Stroke survivors at increased risk of suicide
Stroke survivors may be at an elevated risk of suicide attempts and deaths, according to results of a systematic review and meta-analysis.
“We anticipated that the risk of suicide in stroke survivors would be high, but we were surprised that it was 73 percent higher,” said study author Dr Manav Vyas from the University of Toronto, Ontario, Canada, at ISC 2021.
“Our findings support the need to recognize stroke as a risk factor for suicide and to develop comprehensive measures to screen and prevent depression and suicidal ideation in stroke survivors,” said Vyas and co-researchers.
The researchers searched the databases of MEDLINE, Embase, PsychINFO, and Google Scholar from inception to September 15, 2020, and identified 23 observational (case-control, cohort, or cross-sectional) studies which compared suicide attempts or deaths among 2.15 million adult stroke survivors (average age 63.5 years, 51.9 percent female) with individuals without a history of stroke or the general population. A total of 5,563 suicide attempts or deaths were documented among the stroke survivors.
There was a 73 percent increased risk of suicide among stroke survivors compared with individuals with no stroke history (adjusted risk ratio [adjRR], 1.73, 95 percent confidence interval [CI], 1.53–1.96; I2=93.5 percent). [ISC 2021, presentation P237; Stroke 2021;52:1460-1464]
Analysis according to suicide outcome showed a significantly higher risk of suicide attempt among stroke survivors (adjRR, 2.11, 95 percent CI, 1.73–2.56) than deaths by suicide (adjRR, 1.61, 95 percent CI, 1.41–1.84; p=0.03) compared with individuals without stroke history.
In cohort studies, suicide rates were more common among stroke survivors than the comparator population (29.3 vs 28.8 per 10,000 people). Meta-regression analysis demonstrated that a longer follow-up period in these studies was associated with a reduced risk of suicide (adjRR, 0.97, 95 percent CI, 0.95–0.99 per 1-year increase; p=0.003), suggesting that the risk of suicide decreased over time.

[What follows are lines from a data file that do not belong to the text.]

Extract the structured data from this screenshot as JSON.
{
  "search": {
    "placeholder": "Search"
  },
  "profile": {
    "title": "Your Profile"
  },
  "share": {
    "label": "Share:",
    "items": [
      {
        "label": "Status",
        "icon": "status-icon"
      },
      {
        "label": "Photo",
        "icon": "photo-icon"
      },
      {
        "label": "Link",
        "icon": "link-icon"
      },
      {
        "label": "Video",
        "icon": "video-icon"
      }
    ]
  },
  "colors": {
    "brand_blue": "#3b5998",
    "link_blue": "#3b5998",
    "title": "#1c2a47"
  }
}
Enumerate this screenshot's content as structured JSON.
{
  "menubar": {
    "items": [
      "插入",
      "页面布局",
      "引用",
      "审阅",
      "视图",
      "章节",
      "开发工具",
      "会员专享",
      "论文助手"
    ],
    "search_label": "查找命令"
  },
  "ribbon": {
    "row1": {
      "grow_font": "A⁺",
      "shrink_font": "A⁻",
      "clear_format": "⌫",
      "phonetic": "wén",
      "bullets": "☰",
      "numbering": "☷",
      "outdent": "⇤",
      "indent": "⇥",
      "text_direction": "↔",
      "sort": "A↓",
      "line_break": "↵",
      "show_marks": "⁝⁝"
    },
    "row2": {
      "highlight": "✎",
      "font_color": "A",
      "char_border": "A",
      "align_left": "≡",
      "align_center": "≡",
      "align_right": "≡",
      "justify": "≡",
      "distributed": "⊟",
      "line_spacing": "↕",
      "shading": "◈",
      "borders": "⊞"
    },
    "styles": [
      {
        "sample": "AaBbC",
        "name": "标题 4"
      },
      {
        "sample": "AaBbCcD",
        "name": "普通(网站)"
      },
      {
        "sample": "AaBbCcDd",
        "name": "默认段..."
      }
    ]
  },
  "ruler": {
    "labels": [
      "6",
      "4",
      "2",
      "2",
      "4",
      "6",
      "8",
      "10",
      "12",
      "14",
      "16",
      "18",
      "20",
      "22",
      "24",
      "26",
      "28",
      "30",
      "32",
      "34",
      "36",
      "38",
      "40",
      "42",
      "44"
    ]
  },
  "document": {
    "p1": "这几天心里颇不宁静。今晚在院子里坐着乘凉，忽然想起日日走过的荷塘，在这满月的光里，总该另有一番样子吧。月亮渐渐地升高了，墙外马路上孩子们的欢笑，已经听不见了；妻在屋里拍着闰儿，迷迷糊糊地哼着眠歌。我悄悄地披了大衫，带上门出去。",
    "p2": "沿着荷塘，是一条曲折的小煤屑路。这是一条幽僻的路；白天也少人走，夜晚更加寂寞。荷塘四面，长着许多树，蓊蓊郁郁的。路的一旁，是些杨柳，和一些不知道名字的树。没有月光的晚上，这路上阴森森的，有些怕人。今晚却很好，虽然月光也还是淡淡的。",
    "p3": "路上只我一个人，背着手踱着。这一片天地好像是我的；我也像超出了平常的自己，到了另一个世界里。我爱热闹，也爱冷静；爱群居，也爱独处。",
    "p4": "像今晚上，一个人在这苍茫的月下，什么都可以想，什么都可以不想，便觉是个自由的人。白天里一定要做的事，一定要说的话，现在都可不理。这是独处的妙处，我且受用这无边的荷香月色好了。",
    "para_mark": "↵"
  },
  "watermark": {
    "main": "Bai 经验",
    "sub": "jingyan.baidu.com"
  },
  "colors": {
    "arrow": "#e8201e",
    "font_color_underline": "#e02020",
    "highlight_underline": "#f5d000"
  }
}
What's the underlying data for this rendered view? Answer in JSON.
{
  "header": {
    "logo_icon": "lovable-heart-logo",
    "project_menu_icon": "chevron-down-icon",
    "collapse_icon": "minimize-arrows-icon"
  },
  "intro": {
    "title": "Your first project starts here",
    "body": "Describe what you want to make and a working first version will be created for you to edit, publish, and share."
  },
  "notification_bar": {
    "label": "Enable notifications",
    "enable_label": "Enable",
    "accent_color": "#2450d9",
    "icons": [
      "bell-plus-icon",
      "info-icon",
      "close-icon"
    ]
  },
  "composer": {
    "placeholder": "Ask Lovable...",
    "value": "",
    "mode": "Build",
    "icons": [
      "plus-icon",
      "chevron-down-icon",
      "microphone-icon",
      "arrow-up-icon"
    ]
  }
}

Subgroup analysis showed that the risk of suicide among stroke survivors was consistent regardless of location (continent), study or stroke type, following adjustment for psychiatric illness, or when the general population was used as a comparator.
“[There was] considerable heterogeneity in our estimates that remained unexplained despite various prespecified analyses,” noted the researchers. One of the reasons for this could be “the stigma associated with mental health reporting” and subsequent bias in self-report of suicide attempt, they suggested.
“[N]early 15 million people worldwide have a stroke each year, of which approximately 10 million survive,” said Vyas. “Recognizing that stroke may increase the risk of suicidal thoughts or suicide attempts will help stroke survivors, their families, and healthcare professionals to identify and hopefully reduce these risks.”
“I hope that this study highlights the need to recognize the scale and impact of disability in stroke survivors and their potential influence on mental health status. Having a conversation about low mood or depressed feelings can be challenging for stroke survivors who are often unable to communicate due to the stroke. Therefore, healthcare professionals should consider routine screening of all stroke patients for symptoms of depression and suicidal thoughts, among other mental health conditions,” he continued.
The observational design of the included studies prevents determination of causality. Some of the studies also did not exclude individuals with a pre-stroke history of suicide attempt.
Vyas called for further research into identifying potential suicide timing following a stroke so that targeted measures for suicide prevention can be developed.